My guess is that there are many young boys out there who will love this part of the afternoon. Some scholars theorize that "Gualalupe," the word Our Lady used for herself, was actually "Coatlaxopeuh," a Mexican Indian word meaning, "she who crushes the serpent." Either way, the sentiment is certainly accurate, and my guess is that the younger children round your table (and probably even the older ones) will not mind smooshing and smashing a few Gummi Worms meant to represent the "serpent."
12. "Build Me a Church"
Our Lady's wish that her Church be built was brought to fulfillment by the bishop. Just before the conclusion of our tea, the children will build their own representation of this Church, hopefully reminding us that we must always strive to carry out all of Our Lady's requests each day.
There are countless ways this could be done, but we plan on "building" a no-bake refrigerator icebox cake. My own girls will do this themselves in advance of the tea using chocolate wafers and fresh whipped cream (following directions on the package of Nabisco Famous Chocolate Wafers). At the table later, the children will add a sugar cone steeple, "Chantilly" stained glass windows, and, hopefully, a pretzel cross at the top. I will be sure to post pictures and have no doubt our "church" will be more like a teepee on a log than anything else. Still, the children are guaranteed to have fun doing it, and chocolate refrigerator roll cakes are delicous. (If I had to do one thing over in shopping, I would have purchased Oreo chocolate cones, because they would go so well with the black and white cake.)
In lieu of a refrigerator roll, you might consider giving each child a cone, pretzels, and a few sugar wafer cookies to build individual "churches" of their own. Do not fuss with royal icing or anything like that. Have each child use the edible materials you provide as they would a set of blocks. They will eat their churches before the icing would have a chance to set anyway!
13. "Roses from Heaven Punch"
Pour any type of flavored seltzer along with two parts berry juice (we use Minute Maid from the refrigerated section) into a punch bowl (or, if you are like me, a large pot!). Add a bag of frozen mixed berries and scoops of raspberry sherbet for a rose colored punch the kiddies will love.
It is late Sunday Night, so this rough, unedited draft will have to serve as a post for now.
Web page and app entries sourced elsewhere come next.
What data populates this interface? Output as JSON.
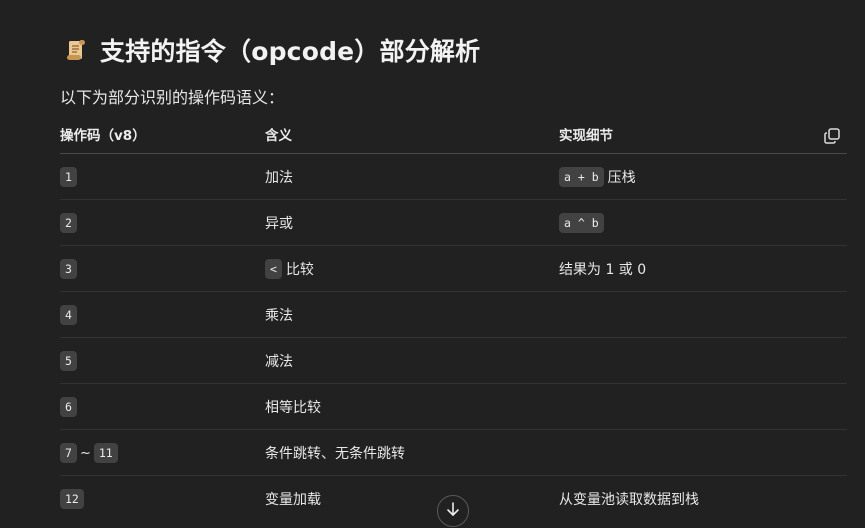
{
  "heading": {
    "icon": "scroll-icon",
    "title": "支持的指令（opcode）部分解析"
  },
  "intro": "以下为部分识别的操作码语义：",
  "table": {
    "headers": [
      "操作码（v8）",
      "含义",
      "实现细节"
    ],
    "copy_icon": "copy-icon",
    "rows": [
      {
        "op1": "1",
        "meaning": "加法",
        "detail_code": "a + b",
        "detail_text": "压栈"
      },
      {
        "op1": "2",
        "meaning": "异或",
        "detail_code": "a ^ b",
        "detail_text": ""
      },
      {
        "op1": "3",
        "meaning_code": "<",
        "meaning": "比较",
        "detail_text": "结果为 1 或 0"
      },
      {
        "op1": "4",
        "meaning": "乘法",
        "detail_text": ""
      },
      {
        "op1": "5",
        "meaning": "减法",
        "detail_text": ""
      },
      {
        "op1": "6",
        "meaning": "相等比较",
        "detail_text": ""
      },
      {
        "op1": "7",
        "sep": "~",
        "op2": "11",
        "meaning": "条件跳转、无条件跳转",
        "detail_text": ""
      },
      {
        "op1": "12",
        "meaning": "变量加载",
        "detail_text": "从变量池读取数据到栈"
      }
    ]
  },
  "scroll_down_icon": "arrow-down-icon"
}
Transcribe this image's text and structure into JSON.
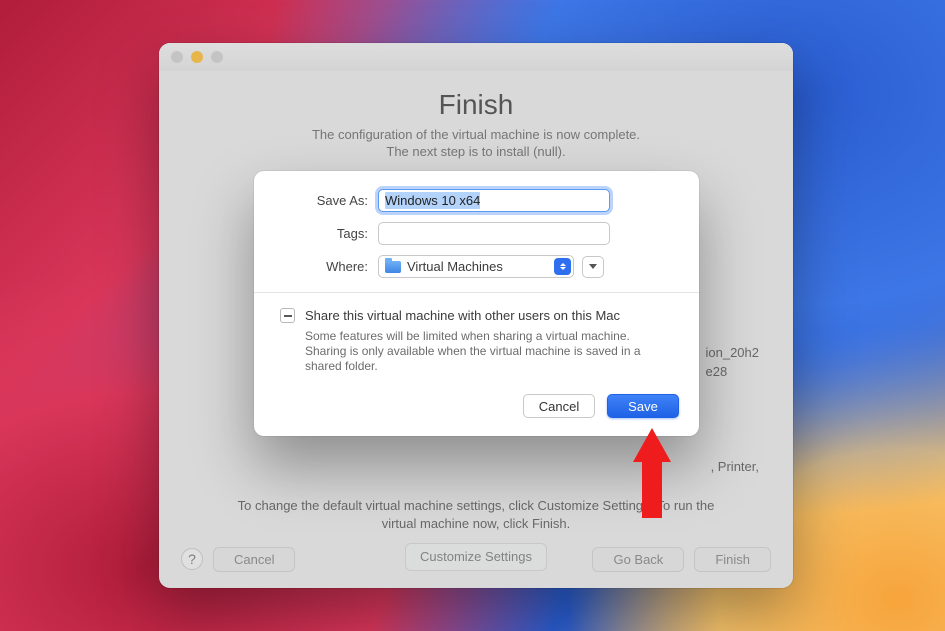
{
  "window": {
    "title": "Finish",
    "subtitle1": "The configuration of the virtual machine is now complete.",
    "subtitle2": "The next step is to install (null).",
    "bg_detail_1": "ion_20h2",
    "bg_detail_2": "e28",
    "bg_detail_3": ", Printer,",
    "hint_line1": "To change the default virtual machine settings, click Customize Settings. To run the",
    "hint_line2": "virtual machine now, click Finish.",
    "customize_label": "Customize Settings",
    "help_label": "?",
    "cancel_label": "Cancel",
    "goback_label": "Go Back",
    "finish_label": "Finish"
  },
  "sheet": {
    "saveas_label": "Save As:",
    "saveas_value": "Windows 10 x64",
    "tags_label": "Tags:",
    "tags_value": "",
    "where_label": "Where:",
    "where_value": "Virtual Machines",
    "share_label": "Share this virtual machine with other users on this Mac",
    "share_note": "Some features will be limited when sharing a virtual machine. Sharing is only available when the virtual machine is saved in a shared folder.",
    "cancel_label": "Cancel",
    "save_label": "Save"
  }
}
I will try to iron out the kinks and post a suggested shopping list tomorrow.
My research and specific information on the story of Our Lady of Guadalupe comes from the book "Saint Juan Diego and Our Lady of Guadalupe," by Josephine Nobisso (Catholic Home Educating Mother and all around lovely, faithful woman).
I must go, but tomorrow I will post some of the photos we took in our test kitchen this afternoon. These should serve as proof positive that I have no claim on being a food stylist! Fortunately, the tea is meant for children, and they tend to see all things with a charitable eye. I hope to serve this menu to friends this week, so we wanted to try out a few things. I will post again to let you know how it is received by our guests, and to share a few ideas for decorating and presentation.
The Tilma of Roses, step-by-step:
Step by step ham "roses":
"Praying Hands," step-by-step:
"Supporting Angels" and "Crescent Moons":
A basket of possible ingredients for "Build me a Church":
Begin with a chocolate refrigerator roll, the easiest and most delicious little confection you will ever make:
Inspired by our tea rose centerpiece, Theresa suggests decorating the church by scoring jellied Christmas bells into roses:
Happy Feast, everyone!
Updated: Scenes from our Guadalupe Tea, including a photo album